Your objective | Report every line of the records that includes the word "rekisterinumero".

Website and app data records
# # # # #
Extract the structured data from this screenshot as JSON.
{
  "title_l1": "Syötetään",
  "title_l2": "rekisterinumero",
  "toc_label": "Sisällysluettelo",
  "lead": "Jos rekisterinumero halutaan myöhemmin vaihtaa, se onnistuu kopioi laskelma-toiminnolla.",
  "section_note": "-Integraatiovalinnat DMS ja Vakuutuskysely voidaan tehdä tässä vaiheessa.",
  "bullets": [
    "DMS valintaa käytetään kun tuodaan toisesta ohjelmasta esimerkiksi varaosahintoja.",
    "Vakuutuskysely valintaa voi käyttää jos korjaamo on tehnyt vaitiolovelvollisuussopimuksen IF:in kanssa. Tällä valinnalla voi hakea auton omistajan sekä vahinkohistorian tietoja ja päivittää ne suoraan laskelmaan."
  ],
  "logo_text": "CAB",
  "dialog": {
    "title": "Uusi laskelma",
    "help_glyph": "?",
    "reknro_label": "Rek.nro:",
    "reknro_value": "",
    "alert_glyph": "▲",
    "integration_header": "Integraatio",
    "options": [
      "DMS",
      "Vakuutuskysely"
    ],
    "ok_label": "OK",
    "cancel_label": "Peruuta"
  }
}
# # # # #
Answer to the problem |
  "title_l2": "rekisterinumero",
  "lead": "Jos rekisterinumero halutaan myöhemmin vaihtaa, se onnistuu kopioi laskelma-toiminnolla.",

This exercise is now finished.